Waiting continues for NHL stars
Swedish hockey fans will have to wait a little bit longer to see their favorite NHL players in the Elitserien.
Although the Swedish Competition Authority struck down the Eliterien ban on short-term contracts, the expected flow of out-of-work National Hockey League stars hasn’t materialized. The main reason, said Vancouver Canucks captain Henrik Sedin, is the players simply aren’t sure of what is going to happen in North America.
“We’re going to wait and see,” Sedin said of himself and twin brother Daniel. “That’s the only thing I can say. If it drags on and it looks like it’s going to be the full year, then we’re going to make a decision.”
The Competition Authority on Sept. 25 overturned the Elitserien ban on short-term contracts. The league contended it did not want to “rent” NHL players for short periods. Every player in the NHL became available when owners of the NHL teams locked out the players after they failed to reach a new collective bargaining agreement. The Elitserien insisted it would only sign out-of-work NHL players if the players agreed to stay in Sweden for the entire season.
"The hockey league's decision can be likened to a cartel," Per Karlsson, senior counsel at the Competition Authority. "The decision means that ice hockey clubs that are affiliated to Swedish Hockey AB (Elitserien) must decide themselves if they want to sign contracts with locked-out NHL players or not."
Although the league as a whole had decided to ban NHL players, individual clubs were secretly still keen on snapping up talent on short-term deals. Defending league champions Brynäs, currently third in the standings after nine games, made the first move, snapping up Toronto Maple Leafs defenseman Corey Franson.

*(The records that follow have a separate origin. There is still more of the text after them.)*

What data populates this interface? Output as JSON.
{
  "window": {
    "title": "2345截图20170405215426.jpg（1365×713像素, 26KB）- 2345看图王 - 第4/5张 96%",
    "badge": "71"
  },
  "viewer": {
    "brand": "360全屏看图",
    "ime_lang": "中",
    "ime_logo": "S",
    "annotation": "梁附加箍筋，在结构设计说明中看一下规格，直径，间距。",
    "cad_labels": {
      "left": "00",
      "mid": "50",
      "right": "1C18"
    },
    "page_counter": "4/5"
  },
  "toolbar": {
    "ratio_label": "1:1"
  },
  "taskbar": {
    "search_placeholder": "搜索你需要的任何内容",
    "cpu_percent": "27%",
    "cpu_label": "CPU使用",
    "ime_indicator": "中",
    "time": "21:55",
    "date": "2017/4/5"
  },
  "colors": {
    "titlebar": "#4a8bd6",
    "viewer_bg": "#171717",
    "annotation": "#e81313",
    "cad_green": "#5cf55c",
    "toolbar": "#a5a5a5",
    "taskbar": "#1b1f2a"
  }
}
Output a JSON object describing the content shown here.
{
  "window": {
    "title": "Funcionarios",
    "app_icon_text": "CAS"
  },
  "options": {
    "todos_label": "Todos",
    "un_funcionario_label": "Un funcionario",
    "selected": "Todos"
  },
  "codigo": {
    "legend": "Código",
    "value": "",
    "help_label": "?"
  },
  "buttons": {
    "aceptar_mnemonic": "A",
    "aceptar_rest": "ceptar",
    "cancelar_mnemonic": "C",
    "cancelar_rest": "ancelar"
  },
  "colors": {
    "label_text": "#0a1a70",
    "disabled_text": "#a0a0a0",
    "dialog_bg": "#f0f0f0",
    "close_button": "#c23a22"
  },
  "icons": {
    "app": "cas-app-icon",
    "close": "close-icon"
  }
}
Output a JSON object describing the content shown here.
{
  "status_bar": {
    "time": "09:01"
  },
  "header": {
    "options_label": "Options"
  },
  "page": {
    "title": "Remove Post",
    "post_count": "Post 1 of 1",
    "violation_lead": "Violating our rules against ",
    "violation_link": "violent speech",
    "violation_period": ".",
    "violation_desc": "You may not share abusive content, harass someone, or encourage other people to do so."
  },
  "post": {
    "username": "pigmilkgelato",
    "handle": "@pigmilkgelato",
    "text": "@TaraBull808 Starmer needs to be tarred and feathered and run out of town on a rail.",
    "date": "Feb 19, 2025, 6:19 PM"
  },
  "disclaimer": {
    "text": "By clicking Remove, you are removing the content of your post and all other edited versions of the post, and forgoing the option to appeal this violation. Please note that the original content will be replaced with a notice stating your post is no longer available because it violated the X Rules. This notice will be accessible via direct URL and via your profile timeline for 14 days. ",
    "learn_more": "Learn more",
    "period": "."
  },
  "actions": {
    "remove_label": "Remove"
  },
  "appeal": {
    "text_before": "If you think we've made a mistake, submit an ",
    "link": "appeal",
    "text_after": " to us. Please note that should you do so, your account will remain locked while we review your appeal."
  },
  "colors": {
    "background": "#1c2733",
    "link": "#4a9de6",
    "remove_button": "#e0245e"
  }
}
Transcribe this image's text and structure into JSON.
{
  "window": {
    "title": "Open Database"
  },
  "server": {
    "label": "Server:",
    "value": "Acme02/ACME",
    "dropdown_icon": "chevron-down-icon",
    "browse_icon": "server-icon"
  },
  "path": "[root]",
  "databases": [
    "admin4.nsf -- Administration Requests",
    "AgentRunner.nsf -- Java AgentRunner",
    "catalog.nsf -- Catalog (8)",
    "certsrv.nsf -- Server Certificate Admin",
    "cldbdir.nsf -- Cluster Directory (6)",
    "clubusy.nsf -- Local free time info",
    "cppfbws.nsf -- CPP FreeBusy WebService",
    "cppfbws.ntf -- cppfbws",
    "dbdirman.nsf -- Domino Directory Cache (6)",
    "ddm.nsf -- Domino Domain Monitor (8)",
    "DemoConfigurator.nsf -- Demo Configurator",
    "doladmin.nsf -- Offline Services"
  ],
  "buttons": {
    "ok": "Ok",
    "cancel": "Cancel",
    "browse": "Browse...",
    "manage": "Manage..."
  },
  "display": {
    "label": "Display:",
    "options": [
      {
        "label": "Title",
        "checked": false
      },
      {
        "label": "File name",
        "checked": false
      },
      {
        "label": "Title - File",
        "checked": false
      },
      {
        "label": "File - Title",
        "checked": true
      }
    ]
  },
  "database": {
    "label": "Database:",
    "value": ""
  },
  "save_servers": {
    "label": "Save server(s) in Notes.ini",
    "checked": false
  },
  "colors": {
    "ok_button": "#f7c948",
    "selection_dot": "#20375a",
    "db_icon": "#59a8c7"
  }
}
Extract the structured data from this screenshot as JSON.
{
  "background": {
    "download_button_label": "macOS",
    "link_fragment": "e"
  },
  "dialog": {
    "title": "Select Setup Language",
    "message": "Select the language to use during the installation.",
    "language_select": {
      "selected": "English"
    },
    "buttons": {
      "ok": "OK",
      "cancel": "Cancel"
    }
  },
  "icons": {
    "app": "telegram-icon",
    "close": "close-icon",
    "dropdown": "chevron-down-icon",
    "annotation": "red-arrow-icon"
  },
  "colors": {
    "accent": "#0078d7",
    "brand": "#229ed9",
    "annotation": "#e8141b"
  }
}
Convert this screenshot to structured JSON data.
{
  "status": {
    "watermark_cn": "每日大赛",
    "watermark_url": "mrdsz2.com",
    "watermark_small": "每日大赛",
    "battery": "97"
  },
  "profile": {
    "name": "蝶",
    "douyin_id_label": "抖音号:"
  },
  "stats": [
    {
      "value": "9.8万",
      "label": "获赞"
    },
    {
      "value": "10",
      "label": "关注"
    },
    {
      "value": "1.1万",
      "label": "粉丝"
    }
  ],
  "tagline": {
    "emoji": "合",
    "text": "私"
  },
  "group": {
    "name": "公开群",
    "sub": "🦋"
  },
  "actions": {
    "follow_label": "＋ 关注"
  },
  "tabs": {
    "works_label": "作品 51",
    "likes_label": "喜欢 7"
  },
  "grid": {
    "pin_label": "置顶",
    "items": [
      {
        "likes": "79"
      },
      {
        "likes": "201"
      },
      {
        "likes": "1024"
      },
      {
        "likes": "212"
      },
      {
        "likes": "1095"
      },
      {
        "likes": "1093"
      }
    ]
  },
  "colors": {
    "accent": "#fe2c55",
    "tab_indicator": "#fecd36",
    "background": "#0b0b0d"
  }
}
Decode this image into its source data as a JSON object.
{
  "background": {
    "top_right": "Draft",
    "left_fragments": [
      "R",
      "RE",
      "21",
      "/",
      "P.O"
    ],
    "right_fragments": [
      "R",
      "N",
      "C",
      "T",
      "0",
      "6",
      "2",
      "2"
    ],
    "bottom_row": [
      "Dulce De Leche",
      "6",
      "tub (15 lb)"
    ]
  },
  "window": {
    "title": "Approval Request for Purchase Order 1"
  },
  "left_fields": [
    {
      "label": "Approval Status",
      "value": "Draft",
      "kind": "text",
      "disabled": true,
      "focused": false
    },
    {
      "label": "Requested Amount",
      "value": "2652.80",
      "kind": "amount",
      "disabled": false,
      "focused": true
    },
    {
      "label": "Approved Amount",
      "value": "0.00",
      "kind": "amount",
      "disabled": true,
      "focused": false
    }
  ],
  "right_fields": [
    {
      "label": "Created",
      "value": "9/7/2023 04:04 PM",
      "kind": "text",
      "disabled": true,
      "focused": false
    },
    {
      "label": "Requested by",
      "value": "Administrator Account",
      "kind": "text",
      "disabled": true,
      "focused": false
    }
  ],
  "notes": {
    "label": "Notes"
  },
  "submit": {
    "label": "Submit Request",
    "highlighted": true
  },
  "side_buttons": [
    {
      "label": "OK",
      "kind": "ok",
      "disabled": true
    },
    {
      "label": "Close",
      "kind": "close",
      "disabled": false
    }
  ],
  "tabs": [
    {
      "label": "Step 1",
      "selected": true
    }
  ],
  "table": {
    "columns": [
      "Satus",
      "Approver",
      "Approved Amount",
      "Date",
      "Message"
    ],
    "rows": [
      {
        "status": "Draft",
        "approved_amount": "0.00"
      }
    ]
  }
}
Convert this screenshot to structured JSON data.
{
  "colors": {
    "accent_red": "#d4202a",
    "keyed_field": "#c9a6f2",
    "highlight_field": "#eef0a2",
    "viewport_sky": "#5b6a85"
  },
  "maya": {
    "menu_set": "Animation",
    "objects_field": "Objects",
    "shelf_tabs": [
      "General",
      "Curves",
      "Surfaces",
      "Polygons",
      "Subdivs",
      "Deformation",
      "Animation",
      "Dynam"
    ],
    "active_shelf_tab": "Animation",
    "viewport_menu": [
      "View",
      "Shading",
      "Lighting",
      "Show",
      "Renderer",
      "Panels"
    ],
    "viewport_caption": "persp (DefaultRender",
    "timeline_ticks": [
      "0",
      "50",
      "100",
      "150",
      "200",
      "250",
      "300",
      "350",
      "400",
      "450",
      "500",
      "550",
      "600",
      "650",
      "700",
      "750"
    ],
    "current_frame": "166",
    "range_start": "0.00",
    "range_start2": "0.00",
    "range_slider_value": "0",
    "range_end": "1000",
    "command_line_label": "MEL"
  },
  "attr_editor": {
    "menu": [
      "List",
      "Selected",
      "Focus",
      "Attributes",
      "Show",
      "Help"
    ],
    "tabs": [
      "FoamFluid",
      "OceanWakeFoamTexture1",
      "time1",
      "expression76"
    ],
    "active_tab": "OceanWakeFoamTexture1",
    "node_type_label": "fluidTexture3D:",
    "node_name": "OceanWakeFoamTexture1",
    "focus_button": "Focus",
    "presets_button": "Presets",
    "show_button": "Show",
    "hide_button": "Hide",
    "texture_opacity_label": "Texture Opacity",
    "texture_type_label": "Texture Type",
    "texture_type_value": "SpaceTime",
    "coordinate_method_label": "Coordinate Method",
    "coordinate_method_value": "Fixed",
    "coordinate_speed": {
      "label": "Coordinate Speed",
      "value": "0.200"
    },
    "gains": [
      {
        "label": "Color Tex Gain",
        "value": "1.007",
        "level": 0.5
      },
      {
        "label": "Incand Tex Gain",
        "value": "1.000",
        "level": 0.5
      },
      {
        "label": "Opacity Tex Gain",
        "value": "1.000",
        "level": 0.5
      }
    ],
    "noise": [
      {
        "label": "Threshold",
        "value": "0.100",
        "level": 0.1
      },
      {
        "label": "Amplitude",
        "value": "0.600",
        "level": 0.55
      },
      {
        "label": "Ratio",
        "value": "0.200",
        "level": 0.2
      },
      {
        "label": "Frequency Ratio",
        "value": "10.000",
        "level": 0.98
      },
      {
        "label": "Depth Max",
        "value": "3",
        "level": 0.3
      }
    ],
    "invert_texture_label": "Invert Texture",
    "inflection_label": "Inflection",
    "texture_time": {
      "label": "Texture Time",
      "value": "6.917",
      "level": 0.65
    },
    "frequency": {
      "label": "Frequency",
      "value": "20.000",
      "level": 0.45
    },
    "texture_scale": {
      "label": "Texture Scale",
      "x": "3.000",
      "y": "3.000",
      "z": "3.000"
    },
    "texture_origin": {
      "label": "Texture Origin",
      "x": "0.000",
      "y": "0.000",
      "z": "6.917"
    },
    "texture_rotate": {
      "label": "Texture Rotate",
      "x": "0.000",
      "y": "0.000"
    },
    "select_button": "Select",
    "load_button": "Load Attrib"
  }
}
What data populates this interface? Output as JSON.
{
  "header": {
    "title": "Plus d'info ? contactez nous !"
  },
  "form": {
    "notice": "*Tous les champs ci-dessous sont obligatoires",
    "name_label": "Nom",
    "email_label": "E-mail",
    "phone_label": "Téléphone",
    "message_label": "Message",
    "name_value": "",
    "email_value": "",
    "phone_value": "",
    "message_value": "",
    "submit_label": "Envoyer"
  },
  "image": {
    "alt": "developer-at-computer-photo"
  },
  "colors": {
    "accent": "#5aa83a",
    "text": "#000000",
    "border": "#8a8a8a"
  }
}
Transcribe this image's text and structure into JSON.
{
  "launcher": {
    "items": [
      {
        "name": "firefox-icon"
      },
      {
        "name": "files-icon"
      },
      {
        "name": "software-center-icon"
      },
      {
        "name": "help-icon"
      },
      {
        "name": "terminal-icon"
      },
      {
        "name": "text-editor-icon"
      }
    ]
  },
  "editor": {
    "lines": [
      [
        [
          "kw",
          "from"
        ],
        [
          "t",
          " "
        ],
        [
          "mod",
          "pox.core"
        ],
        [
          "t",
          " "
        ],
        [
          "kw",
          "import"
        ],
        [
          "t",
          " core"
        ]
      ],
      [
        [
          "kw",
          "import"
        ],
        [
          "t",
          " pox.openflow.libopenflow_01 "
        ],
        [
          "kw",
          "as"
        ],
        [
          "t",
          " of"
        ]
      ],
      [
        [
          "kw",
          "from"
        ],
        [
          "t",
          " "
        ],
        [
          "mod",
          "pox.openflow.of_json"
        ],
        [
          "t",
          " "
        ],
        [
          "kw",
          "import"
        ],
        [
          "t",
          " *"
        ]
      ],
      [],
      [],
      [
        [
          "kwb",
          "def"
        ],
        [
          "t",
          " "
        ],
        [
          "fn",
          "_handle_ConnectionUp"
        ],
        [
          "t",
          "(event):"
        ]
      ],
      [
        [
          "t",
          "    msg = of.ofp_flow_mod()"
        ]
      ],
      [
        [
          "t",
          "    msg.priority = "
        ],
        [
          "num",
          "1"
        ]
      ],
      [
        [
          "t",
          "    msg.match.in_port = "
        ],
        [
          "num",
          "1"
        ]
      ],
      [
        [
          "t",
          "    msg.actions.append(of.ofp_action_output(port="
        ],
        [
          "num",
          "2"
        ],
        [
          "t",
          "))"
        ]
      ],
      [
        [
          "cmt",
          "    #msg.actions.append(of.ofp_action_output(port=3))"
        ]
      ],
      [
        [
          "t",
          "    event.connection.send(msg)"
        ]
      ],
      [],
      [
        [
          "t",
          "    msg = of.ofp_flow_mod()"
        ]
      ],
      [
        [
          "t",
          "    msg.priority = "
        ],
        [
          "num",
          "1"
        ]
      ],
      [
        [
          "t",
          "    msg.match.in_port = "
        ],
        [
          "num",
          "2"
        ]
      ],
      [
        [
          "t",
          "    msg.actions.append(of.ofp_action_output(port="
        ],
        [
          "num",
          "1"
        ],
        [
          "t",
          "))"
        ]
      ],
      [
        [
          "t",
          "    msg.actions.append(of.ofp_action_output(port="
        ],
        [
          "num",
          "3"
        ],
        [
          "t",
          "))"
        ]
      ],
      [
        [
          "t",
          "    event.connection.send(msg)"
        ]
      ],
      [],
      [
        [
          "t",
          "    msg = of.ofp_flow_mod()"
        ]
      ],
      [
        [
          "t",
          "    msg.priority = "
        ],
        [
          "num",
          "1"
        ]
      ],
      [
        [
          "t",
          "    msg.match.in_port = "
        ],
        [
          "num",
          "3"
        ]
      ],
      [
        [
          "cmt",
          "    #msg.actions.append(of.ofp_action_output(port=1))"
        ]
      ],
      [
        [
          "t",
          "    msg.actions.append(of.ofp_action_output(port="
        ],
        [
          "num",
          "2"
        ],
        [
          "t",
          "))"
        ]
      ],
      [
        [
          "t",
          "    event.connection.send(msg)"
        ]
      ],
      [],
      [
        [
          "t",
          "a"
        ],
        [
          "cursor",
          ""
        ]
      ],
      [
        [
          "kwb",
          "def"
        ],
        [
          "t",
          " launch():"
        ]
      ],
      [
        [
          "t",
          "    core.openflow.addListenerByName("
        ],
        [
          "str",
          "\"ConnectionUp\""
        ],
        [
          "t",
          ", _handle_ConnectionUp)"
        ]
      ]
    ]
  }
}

According to Brynäs, Franson signed on for the entire season—not simply until the lockout ends. Papers in Toronto, however, disputed reports Franson planned to stay in Sweden no matter what, saying the defenseman signed with the Tigers after the Competition Authority threw out the ban on short-term contracts.
Franson, who is an unsigned free agent, had 21 points in 57 games with Toronto last season. The Brynas website quoted him as saying, “It feels very inspiring coming to Brynas, and staying the entire season."
Fans in the Allsvenskan may not have to wait as long as their Elitserien brethren; the second-tier of Swedish hockey issued an open invitation to any out-of-work NHL player to play in the Allsvenskan as long as he wants. All-star defenseman Douglas Murray of San Jose signed with his former team, Djurgården, September 28, while Los Angeles Kings leading scorer Anze Kopitar signed with Mora, where he will play with his younger brother, Gaspar.
Ongoing talks complicates For many Swedish players in the NHL, however, ongoing talks between the players union and the owners continue to complicate the situation. New York Rangers goalie Henrik Lundqvist said despite the allure of playing for Frölunda once more, even for a short while, he doesn’t want to make a move only to return to the U.S. in a few weeks.
“I’m going to stay put for a little while and skate and train here, but if this isn’t settled soon, I’ll choose the option that will allow me to be in the best shape for the Rangers once the season begins,” the Vezina Trophy-winning goaltender said. “If playing high-level games in Sweden does become a possibility, that probably would be the best way for me to accomplish that.”
Lundqvist played seven seasons for Frölunda before joining the Rangers in 2005. He and his wife, Therese, have not been home since the birth of their first child, Charlise, on July 10, in New York.
“My parents are the only members of my family who have seen our daughter,” Lundqvist said. “We are planning to go to Sweden in a couple of weeks so we can see our family and friends. I can’t wait for [twin brother] Joel and his family to meet her, that will be very exciting—whether or not I can play over there.”
Lundqvist said the lockout and the uncertainty over when and where he might play is beginning to weigh heavily.
“It’s almost impossible for me to explain how disappointed and frustrated I am over this situation. It’s hard for me to believe we can’t find a solution that makes sense for everyone,” he said. “It’s just weird mentally right now. All my focus was on being ready for training camp [scheduled to open Oct. 1] and for the season, but I’ve lost a little bit of that. It’s like a balloon where the air goes out.”
by Chipp Reid
San Jose all-star Doug Murray is on his way from California to Djurgården. Bildbyrån photo